(Data records for software interfaces)
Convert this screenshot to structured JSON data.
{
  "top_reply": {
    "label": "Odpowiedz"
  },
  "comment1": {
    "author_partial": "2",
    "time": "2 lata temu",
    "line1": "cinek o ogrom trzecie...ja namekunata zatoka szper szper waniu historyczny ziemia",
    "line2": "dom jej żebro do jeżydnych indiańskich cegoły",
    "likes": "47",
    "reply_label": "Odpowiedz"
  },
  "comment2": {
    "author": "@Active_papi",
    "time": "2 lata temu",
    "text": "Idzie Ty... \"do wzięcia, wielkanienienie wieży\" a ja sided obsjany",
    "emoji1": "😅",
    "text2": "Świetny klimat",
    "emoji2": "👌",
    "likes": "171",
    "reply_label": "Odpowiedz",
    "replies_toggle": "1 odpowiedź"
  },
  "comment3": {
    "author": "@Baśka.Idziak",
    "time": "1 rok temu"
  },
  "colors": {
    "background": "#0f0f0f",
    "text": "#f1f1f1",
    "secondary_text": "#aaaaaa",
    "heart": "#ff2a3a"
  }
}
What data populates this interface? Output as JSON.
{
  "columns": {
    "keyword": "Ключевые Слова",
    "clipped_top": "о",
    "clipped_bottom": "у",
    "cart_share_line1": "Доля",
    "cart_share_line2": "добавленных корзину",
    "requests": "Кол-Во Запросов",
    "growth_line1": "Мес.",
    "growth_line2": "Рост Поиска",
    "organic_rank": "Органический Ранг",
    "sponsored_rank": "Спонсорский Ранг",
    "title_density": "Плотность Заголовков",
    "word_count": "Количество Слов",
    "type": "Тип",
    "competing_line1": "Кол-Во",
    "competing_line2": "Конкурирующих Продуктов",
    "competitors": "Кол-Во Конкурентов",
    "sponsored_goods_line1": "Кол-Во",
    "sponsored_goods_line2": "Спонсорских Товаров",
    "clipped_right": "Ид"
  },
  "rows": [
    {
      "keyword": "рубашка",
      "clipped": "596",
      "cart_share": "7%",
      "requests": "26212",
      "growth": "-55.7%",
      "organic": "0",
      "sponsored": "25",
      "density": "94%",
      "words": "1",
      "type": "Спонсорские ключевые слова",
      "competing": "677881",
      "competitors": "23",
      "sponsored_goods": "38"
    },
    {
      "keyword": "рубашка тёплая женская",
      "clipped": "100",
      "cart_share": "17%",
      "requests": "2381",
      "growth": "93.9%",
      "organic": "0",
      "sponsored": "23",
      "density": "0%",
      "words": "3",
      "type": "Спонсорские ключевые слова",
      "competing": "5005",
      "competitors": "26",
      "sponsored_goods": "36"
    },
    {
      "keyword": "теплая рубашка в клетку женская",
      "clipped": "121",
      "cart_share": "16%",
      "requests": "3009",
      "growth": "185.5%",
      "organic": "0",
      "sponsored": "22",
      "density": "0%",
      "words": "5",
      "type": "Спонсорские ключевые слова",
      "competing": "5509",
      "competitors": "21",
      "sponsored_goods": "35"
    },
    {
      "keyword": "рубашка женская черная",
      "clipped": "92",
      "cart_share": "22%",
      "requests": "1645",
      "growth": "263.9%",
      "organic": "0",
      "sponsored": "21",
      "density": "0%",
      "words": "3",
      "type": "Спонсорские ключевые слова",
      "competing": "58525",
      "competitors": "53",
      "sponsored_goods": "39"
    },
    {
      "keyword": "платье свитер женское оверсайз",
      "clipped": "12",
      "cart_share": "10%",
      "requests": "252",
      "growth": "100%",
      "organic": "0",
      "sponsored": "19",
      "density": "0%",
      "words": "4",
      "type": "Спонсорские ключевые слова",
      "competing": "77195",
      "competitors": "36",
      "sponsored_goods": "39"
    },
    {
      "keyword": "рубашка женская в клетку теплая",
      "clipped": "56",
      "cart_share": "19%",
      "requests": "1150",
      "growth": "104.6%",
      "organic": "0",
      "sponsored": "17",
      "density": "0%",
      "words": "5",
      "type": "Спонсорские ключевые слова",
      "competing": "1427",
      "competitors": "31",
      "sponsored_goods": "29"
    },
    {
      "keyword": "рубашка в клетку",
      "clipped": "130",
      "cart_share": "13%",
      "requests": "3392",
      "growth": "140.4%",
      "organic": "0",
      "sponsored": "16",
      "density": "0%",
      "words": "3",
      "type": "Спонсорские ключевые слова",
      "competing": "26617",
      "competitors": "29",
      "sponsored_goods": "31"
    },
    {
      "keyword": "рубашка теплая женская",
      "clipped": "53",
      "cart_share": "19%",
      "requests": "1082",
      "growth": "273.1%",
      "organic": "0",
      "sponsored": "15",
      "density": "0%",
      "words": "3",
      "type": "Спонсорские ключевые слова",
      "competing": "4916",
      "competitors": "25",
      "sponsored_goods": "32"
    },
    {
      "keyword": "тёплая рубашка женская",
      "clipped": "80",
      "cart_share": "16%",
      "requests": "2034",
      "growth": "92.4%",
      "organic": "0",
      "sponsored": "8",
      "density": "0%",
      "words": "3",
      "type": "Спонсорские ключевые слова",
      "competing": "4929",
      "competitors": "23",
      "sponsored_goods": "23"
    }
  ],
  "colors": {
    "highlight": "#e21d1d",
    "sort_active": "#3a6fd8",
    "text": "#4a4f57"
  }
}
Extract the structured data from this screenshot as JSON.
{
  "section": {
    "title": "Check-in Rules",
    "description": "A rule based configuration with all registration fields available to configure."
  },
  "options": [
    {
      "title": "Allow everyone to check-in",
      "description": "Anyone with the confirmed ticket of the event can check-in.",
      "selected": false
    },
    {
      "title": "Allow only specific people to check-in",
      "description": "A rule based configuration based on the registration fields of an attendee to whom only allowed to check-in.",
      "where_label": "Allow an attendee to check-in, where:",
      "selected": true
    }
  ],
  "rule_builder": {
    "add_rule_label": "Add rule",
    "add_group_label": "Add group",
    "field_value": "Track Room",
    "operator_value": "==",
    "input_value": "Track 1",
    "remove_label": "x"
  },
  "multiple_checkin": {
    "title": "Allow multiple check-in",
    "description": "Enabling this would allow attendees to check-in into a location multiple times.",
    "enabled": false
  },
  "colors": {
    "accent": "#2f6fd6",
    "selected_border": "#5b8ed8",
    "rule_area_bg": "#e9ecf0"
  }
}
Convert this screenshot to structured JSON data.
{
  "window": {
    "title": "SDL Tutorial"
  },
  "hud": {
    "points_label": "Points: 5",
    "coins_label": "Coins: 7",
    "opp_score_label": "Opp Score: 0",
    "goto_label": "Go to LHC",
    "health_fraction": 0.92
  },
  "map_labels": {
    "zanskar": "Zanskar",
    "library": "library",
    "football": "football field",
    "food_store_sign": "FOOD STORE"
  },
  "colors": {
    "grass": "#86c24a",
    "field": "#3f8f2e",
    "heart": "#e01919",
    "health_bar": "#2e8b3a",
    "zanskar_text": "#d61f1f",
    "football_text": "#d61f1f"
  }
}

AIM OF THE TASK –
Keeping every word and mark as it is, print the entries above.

SOLUTION TO THIS TASK –
Convert this screenshot to structured JSON data.
{
  "top_reply": {
    "label": "Odpowiedz"
  },
  "comment1": {
    "author_partial": "2",
    "time": "2 lata temu",
    "line1": "cinek o ogrom trzecie...ja namekunata zatoka szper szper waniu historyczny ziemia",
    "line2": "dom jej żebro do jeżydnych indiańskich cegoły",
    "likes": "47",
    "reply_label": "Odpowiedz"
  },
  "comment2": {
    "author": "@Active_papi",
    "time": "2 lata temu",
    "text": "Idzie Ty... \"do wzięcia, wielkanienienie wieży\" a ja sided obsjany",
    "emoji1": "😅",
    "text2": "Świetny klimat",
    "emoji2": "👌",
    "likes": "171",
    "reply_label": "Odpowiedz",
    "replies_toggle": "1 odpowiedź"
  },
  "comment3": {
    "author": "@Baśka.Idziak",
    "time": "1 rok temu"
  },
  "colors": {
    "background": "#0f0f0f",
    "text": "#f1f1f1",
    "secondary_text": "#aaaaaa",
    "heart": "#ff2a3a"
  }
}
What data populates this interface? Output as JSON.
{
  "columns": {
    "keyword": "Ключевые Слова",
    "clipped_top": "о",
    "clipped_bottom": "у",
    "cart_share_line1": "Доля",
    "cart_share_line2": "добавленных корзину",
    "requests": "Кол-Во Запросов",
    "growth_line1": "Мес.",
    "growth_line2": "Рост Поиска",
    "organic_rank": "Органический Ранг",
    "sponsored_rank": "Спонсорский Ранг",
    "title_density": "Плотность Заголовков",
    "word_count": "Количество Слов",
    "type": "Тип",
    "competing_line1": "Кол-Во",
    "competing_line2": "Конкурирующих Продуктов",
    "competitors": "Кол-Во Конкурентов",
    "sponsored_goods_line1": "Кол-Во",
    "sponsored_goods_line2": "Спонсорских Товаров",
    "clipped_right": "Ид"
  },
  "rows": [
    {
      "keyword": "рубашка",
      "clipped": "596",
      "cart_share": "7%",
      "requests": "26212",
      "growth": "-55.7%",
      "organic": "0",
      "sponsored": "25",
      "density": "94%",
      "words": "1",
      "type": "Спонсорские ключевые слова",
      "competing": "677881",
      "competitors": "23",
      "sponsored_goods": "38"
    },
    {
      "keyword": "рубашка тёплая женская",
      "clipped": "100",
      "cart_share": "17%",
      "requests": "2381",
      "growth": "93.9%",
      "organic": "0",
      "sponsored": "23",
      "density": "0%",
      "words": "3",
      "type": "Спонсорские ключевые слова",
      "competing": "5005",
      "competitors": "26",
      "sponsored_goods": "36"
    },
    {
      "keyword": "теплая рубашка в клетку женская",
      "clipped": "121",
      "cart_share": "16%",
      "requests": "3009",
      "growth": "185.5%",
      "organic": "0",
      "sponsored": "22",
      "density": "0%",
      "words": "5",
      "type": "Спонсорские ключевые слова",
      "competing": "5509",
      "competitors": "21",
      "sponsored_goods": "35"
    },
    {
      "keyword": "рубашка женская черная",
      "clipped": "92",
      "cart_share": "22%",
      "requests": "1645",
      "growth": "263.9%",
      "organic": "0",
      "sponsored": "21",
      "density": "0%",
      "words": "3",
      "type": "Спонсорские ключевые слова",
      "competing": "58525",
      "competitors": "53",
      "sponsored_goods": "39"
    },
    {
      "keyword": "платье свитер женское оверсайз",
      "clipped": "12",
      "cart_share": "10%",
      "requests": "252",
      "growth": "100%",
      "organic": "0",
      "sponsored": "19",
      "density": "0%",
      "words": "4",
      "type": "Спонсорские ключевые слова",
      "competing": "77195",
      "competitors": "36",
      "sponsored_goods": "39"
    },
    {
      "keyword": "рубашка женская в клетку теплая",
      "clipped": "56",
      "cart_share": "19%",
      "requests": "1150",
      "growth": "104.6%",
      "organic": "0",
      "sponsored": "17",
      "density": "0%",
      "words": "5",
      "type": "Спонсорские ключевые слова",
      "competing": "1427",
      "competitors": "31",
      "sponsored_goods": "29"
    },
    {
      "keyword": "рубашка в клетку",
      "clipped": "130",
      "cart_share": "13%",
      "requests": "3392",
      "growth": "140.4%",
      "organic": "0",
      "sponsored": "16",
      "density": "0%",
      "words": "3",
      "type": "Спонсорские ключевые слова",
      "competing": "26617",
      "competitors": "29",
      "sponsored_goods": "31"
    },
    {
      "keyword": "рубашка теплая женская",
      "clipped": "53",
      "cart_share": "19%",
      "requests": "1082",
      "growth": "273.1%",
      "organic": "0",
      "sponsored": "15",
      "density": "0%",
      "words": "3",
      "type": "Спонсорские ключевые слова",
      "competing": "4916",
      "competitors": "25",
      "sponsored_goods": "32"
    },
    {
      "keyword": "тёплая рубашка женская",
      "clipped": "80",
      "cart_share": "16%",
      "requests": "2034",
      "growth": "92.4%",
      "organic": "0",
      "sponsored": "8",
      "density": "0%",
      "words": "3",
      "type": "Спонсорские ключевые слова",
      "competing": "4929",
      "competitors": "23",
      "sponsored_goods": "23"
    }
  ],
  "colors": {
    "highlight": "#e21d1d",
    "sort_active": "#3a6fd8",
    "text": "#4a4f57"
  }
}
Extract the structured data from this screenshot as JSON.
{
  "section": {
    "title": "Check-in Rules",
    "description": "A rule based configuration with all registration fields available to configure."
  },
  "options": [
    {
      "title": "Allow everyone to check-in",
      "description": "Anyone with the confirmed ticket of the event can check-in.",
      "selected": false
    },
    {
      "title": "Allow only specific people to check-in",
      "description": "A rule based configuration based on the registration fields of an attendee to whom only allowed to check-in.",
      "where_label": "Allow an attendee to check-in, where:",
      "selected": true
    }
  ],
  "rule_builder": {
    "add_rule_label": "Add rule",
    "add_group_label": "Add group",
    "field_value": "Track Room",
    "operator_value": "==",
    "input_value": "Track 1",
    "remove_label": "x"
  },
  "multiple_checkin": {
    "title": "Allow multiple check-in",
    "description": "Enabling this would allow attendees to check-in into a location multiple times.",
    "enabled": false
  },
  "colors": {
    "accent": "#2f6fd6",
    "selected_border": "#5b8ed8",
    "rule_area_bg": "#e9ecf0"
  }
}
Convert this screenshot to structured JSON data.
{
  "window": {
    "title": "SDL Tutorial"
  },
  "hud": {
    "points_label": "Points: 5",
    "coins_label": "Coins: 7",
    "opp_score_label": "Opp Score: 0",
    "goto_label": "Go to LHC",
    "health_fraction": 0.92
  },
  "map_labels": {
    "zanskar": "Zanskar",
    "library": "library",
    "football": "football field",
    "food_store_sign": "FOOD STORE"
  },
  "colors": {
    "grass": "#86c24a",
    "field": "#3f8f2e",
    "heart": "#e01919",
    "health_bar": "#2e8b3a",
    "zanskar_text": "#d61f1f",
    "football_text": "#d61f1f"
  }
}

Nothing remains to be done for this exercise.